▸ **Work request**: Show all lines of the entries in which the word "What" is found.
◆ ◆ ◆ ◆
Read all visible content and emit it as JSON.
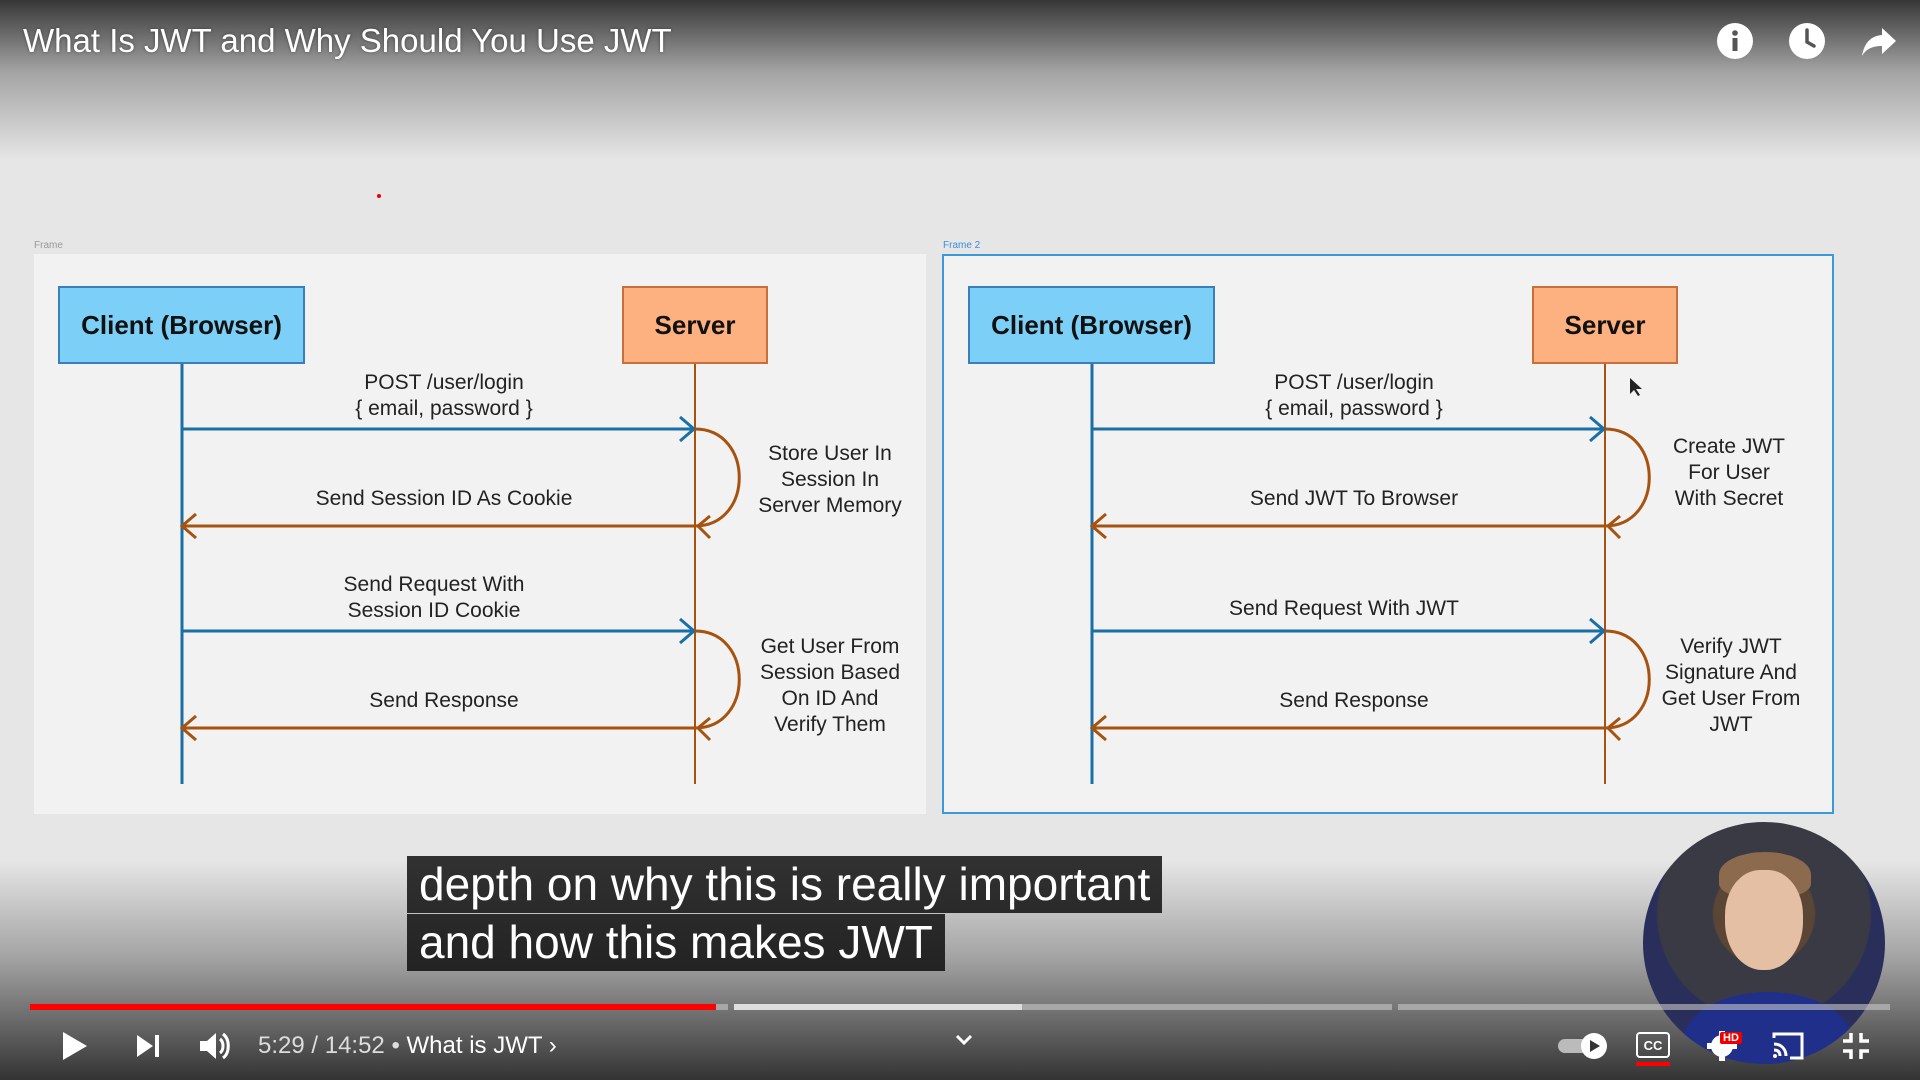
{
  "video": {
    "title": "What Is JWT and Why Should You Use JWT"
  },
  "top_icons": [
    "info-icon",
    "watch-later-icon",
    "share-icon"
  ],
  "frames": [
    {
      "label": "Frame",
      "client": "Client (Browser)",
      "server": "Server",
      "arrows": [
        {
          "text": "POST  /user/login\n{ email, password }",
          "direction": "to-server"
        },
        {
          "text": "Send Session ID As Cookie",
          "direction": "to-client"
        },
        {
          "text": "Send Request With\nSession ID Cookie",
          "direction": "to-server"
        },
        {
          "text": "Send Response",
          "direction": "to-client"
        }
      ],
      "notes": [
        "Store User In\nSession In\nServer Memory",
        "Get User From\nSession Based\nOn ID And\nVerify Them"
      ]
    },
    {
      "label": "Frame 2",
      "client": "Client (Browser)",
      "server": "Server",
      "arrows": [
        {
          "text": "POST  /user/login\n{ email, password }",
          "direction": "to-server"
        },
        {
          "text": "Send JWT To Browser",
          "direction": "to-client"
        },
        {
          "text": "Send Request With JWT",
          "direction": "to-server"
        },
        {
          "text": "Send Response",
          "direction": "to-client"
        }
      ],
      "notes": [
        "Create JWT\nFor User\nWith Secret",
        "Verify JWT\nSignature And\nGet User From\nJWT"
      ]
    }
  ],
  "subtitles": {
    "line1": "depth on why this is really important",
    "line2": "and how this makes JWT"
  },
  "player": {
    "current_time": "5:29",
    "duration": "14:52",
    "time_display": "5:29 / 14:52",
    "separator": "•",
    "chapter": "What is JWT",
    "chapter_arrow": "›",
    "progress_fraction": 0.369,
    "colors": {
      "played": "#ff0000",
      "client": "#7cd0f7",
      "server": "#fdb080",
      "request_arrow": "#1a6fa6",
      "response_arrow": "#a8520f"
    }
  },
  "controls_left": [
    "play-icon",
    "next-icon",
    "volume-icon"
  ],
  "controls_right": [
    "autoplay-toggle",
    "captions-icon",
    "settings-icon",
    "cast-icon",
    "exit-fullscreen-icon"
  ],
  "settings_badge": "HD",
  "captions_label": "CC"
}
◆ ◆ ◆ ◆
▸ **Your response**:
    "title": "What Is JWT and Why Should You Use JWT"
    "chapter": "What is JWT",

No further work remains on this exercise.